  • Annual payout. A CRT is exempt from federal and state income tax. Transferring appreciated property into such a trust converts appreciated property into an annual payout based on the entire value of the property, undiminished by federal or state income taxes.
  • Flexibility. The grantor has the right to amend the trust to change the charitable remainder beneficiaries and to change the amount or percentage of the remainder that is distributed to them.

Disadvantages of CRTs.

  • Gift tax. The grantor is treated as making a taxable gift to the noncharitable beneficiary. If the noncharitable beneficiary is the grantor’s spouse, the gift will qualify as a marital deduction. If the noncharitable beneficiary is someone else, it may qualify for the annual exclusion in whole or in part; if only in part, then a gift may be allocated against the federal exemption.
  • Adherence to formalities.
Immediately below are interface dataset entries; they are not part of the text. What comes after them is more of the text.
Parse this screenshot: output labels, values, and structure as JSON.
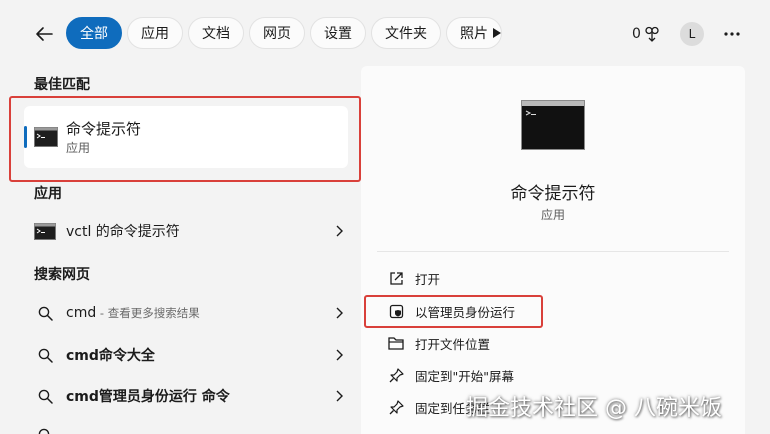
{
  "topbar": {
    "tabs": [
      {
        "label": "全部",
        "active": true
      },
      {
        "label": "应用",
        "active": false
      },
      {
        "label": "文档",
        "active": false
      },
      {
        "label": "网页",
        "active": false
      },
      {
        "label": "设置",
        "active": false
      },
      {
        "label": "文件夹",
        "active": false
      },
      {
        "label": "照片",
        "active": false
      }
    ],
    "points": "0",
    "avatar_initial": "L"
  },
  "left": {
    "best_match_header": "最佳匹配",
    "best_match": {
      "title": "命令提示符",
      "subtitle": "应用"
    },
    "apps_header": "应用",
    "apps": [
      {
        "label": "vctl 的命令提示符"
      }
    ],
    "web_header": "搜索网页",
    "web": [
      {
        "query": "cmd",
        "hint": " - 查看更多搜索结果"
      },
      {
        "query": "cmd命令大全",
        "hint": ""
      },
      {
        "query": "cmd管理员身份运行 命令",
        "hint": ""
      }
    ]
  },
  "panel": {
    "title": "命令提示符",
    "subtitle": "应用",
    "actions": [
      {
        "label": "打开",
        "icon": "open-icon"
      },
      {
        "label": "以管理员身份运行",
        "icon": "shield-icon"
      },
      {
        "label": "打开文件位置",
        "icon": "folder-icon"
      },
      {
        "label": "固定到\"开始\"屏幕",
        "icon": "pin-icon"
      },
      {
        "label": "固定到任务栏",
        "icon": "pin-icon"
      }
    ]
  },
  "watermark": "掘金技术社区 @ 八碗米饭",
  "colors": {
    "accent": "#0f6cbd",
    "highlight_box": "#d9403a"
  }
}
To get the benefits of the tax deductions afforded to the grantor by creating a CRT, attention must be paid to the formalities of the trust:
    • The trust must be a written instrument that meets all the statutory requirements;
    • Each CRT must have its own taxpayer identification number; and
    • The trustee of each CRT must file an annual information return with the IRS.

Examples.

  • Sale of highly appreciated stock. The grantor transfers $500,000 of low-basis publicly traded stock into a 7 percent CRUT. The grantor and the grantor’s spouse (age 65 and 64, respectively) are the noncharitable beneficiaries for their lives, and the remainder interest is a qualified charity. At the adoption of the CRUT, the grantor’s charitable deduction is $108,980. The trustee of the CRUT sells the stock and reinvests, providing a stable income stream for the grantor and the grantor’s spouse for life. The sale and reinvestment of the low-basis stock does not trigger income tax on the capital gains, as discussed above.
  • Remainder to family foundation. The grantor transfers $1,000,000 of low-basis real estate into a 5 percent CRAT, retaining the income interest as the noncharitable beneficiary for 14 years, with the remainder at termination going to a family foundation. Upon adoption, the grantor has a charitable deduction of $367,239. The trustee of the CRAT sells the real estate and reinvests in other appreciating assets. The sale of the real estate does not trigger income tax on the capital gains as discussed above.

Related Files: Estate Planning Advisor - Fall 2014